The amended complaint states that plaintiffs sought to remedy the continued discriminatory and unauthorized enforcement of federal immigration laws against the Latino residents of the City of Danbury by Danbury's mayor and its police department.
Plaintiffs allege that the arrests violated their Fourth Amendment rights and the Connecticut Constitution because defendants conducted the arrests without valid warrants, in the absence of exigent circumstances, and without probable cause to believe that plaintiffs were engaged in unlawful activity. In addition, plaintiffs allege that defendants improperly stopped, detained, investigated, searched and arrested plaintiffs. Plaintiffs also allege that defendants violated their Fourteenth Amendment rights when they intentionally targeted plaintiffs, and arrested and detained them on the basis of their race, ethnicity and perceived national origin. Plaintiffs raise First Amendment, Due Process and tort claims.

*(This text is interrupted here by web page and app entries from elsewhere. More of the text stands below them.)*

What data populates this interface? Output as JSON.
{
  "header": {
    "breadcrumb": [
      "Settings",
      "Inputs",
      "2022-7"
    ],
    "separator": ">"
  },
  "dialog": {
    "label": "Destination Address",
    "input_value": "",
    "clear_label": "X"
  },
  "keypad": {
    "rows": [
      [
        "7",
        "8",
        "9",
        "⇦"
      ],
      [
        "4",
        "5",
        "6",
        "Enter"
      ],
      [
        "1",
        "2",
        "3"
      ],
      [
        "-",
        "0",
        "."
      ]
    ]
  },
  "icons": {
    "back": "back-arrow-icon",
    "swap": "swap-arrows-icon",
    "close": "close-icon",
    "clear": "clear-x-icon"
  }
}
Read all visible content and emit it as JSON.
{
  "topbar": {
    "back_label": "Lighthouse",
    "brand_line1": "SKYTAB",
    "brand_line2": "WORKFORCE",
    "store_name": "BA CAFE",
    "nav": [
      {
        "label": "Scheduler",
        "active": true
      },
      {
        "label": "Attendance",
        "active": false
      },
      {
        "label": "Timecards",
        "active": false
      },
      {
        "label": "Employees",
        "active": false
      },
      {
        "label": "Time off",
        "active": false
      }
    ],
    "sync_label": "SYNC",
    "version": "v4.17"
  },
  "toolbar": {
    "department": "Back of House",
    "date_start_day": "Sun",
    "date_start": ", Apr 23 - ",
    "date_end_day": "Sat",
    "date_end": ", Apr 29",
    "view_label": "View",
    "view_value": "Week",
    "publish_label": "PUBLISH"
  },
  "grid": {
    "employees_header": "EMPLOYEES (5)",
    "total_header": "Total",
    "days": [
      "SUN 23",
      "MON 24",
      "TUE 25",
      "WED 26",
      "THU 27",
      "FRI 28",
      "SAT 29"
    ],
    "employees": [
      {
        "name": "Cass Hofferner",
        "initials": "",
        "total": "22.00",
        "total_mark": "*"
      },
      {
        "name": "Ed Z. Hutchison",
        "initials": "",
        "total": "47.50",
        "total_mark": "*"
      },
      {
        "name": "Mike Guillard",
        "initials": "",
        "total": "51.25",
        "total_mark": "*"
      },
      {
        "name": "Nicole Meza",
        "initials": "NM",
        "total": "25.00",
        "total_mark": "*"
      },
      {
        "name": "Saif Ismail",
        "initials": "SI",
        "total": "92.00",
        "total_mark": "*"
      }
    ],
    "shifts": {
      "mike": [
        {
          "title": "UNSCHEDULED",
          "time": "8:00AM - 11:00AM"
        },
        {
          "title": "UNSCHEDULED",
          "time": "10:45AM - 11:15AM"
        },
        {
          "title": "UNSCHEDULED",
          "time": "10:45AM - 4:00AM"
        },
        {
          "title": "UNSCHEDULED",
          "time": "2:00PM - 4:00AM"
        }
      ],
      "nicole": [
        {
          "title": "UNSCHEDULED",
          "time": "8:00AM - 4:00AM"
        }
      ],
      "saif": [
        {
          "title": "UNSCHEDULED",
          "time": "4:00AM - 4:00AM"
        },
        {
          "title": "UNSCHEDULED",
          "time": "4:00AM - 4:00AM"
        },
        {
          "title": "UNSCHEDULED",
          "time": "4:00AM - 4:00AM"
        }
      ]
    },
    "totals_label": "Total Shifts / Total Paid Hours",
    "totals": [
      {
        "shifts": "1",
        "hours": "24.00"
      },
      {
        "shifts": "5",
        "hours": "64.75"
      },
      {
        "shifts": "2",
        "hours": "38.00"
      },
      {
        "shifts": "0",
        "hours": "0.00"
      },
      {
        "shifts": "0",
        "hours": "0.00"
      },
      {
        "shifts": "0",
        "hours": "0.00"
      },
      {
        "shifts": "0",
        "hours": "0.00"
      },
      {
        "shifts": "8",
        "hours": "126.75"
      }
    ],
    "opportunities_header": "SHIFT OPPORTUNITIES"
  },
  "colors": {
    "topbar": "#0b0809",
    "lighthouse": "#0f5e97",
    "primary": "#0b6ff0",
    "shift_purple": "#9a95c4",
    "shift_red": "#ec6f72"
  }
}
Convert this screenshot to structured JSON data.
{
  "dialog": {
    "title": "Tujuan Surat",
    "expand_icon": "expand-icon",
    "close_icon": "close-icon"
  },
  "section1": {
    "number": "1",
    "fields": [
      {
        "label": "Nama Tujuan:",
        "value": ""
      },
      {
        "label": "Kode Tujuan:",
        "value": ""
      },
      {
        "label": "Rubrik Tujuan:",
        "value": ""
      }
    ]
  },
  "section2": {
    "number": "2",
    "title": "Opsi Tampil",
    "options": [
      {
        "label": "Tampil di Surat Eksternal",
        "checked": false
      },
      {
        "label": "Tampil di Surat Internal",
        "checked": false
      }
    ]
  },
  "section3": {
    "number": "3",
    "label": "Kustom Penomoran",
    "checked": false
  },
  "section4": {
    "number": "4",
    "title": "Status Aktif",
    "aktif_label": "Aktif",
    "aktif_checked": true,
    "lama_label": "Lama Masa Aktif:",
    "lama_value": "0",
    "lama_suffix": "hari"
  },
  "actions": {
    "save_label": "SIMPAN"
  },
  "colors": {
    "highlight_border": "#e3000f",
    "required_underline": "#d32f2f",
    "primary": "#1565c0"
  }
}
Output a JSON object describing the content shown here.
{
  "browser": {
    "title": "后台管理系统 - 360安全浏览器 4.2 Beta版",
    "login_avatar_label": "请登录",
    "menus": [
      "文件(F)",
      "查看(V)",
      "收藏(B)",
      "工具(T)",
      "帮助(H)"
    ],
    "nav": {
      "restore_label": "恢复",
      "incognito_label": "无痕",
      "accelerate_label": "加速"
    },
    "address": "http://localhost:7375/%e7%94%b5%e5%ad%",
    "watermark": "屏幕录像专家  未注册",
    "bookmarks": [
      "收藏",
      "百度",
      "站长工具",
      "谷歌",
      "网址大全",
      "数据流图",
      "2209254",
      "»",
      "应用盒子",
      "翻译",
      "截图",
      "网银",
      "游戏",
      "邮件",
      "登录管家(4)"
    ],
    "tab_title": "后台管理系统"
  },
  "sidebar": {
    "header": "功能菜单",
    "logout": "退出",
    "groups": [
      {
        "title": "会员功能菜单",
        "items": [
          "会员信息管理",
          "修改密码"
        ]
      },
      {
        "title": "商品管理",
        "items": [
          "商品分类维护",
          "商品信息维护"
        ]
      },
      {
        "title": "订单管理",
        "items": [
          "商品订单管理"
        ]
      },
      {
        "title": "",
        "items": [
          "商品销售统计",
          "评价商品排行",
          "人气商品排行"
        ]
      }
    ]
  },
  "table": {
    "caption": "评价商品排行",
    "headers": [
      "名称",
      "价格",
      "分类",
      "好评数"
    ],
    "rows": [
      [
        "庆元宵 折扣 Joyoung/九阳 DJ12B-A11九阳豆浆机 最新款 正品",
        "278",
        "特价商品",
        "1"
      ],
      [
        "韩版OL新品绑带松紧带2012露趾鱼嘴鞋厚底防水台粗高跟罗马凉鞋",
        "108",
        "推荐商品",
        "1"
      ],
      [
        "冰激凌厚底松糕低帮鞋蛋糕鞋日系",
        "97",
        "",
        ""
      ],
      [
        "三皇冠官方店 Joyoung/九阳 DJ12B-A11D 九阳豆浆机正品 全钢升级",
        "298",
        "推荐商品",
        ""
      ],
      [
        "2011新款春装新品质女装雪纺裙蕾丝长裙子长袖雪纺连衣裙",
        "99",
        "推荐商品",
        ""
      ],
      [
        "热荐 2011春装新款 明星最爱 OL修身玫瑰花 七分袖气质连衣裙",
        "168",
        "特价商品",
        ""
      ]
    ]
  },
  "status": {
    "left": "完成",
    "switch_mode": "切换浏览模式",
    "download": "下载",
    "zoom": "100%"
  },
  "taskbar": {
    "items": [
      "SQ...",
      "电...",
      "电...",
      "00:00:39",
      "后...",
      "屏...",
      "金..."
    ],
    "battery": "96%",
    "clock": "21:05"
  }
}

Plaintiffs request declaratory relief, damages and attorneys fees.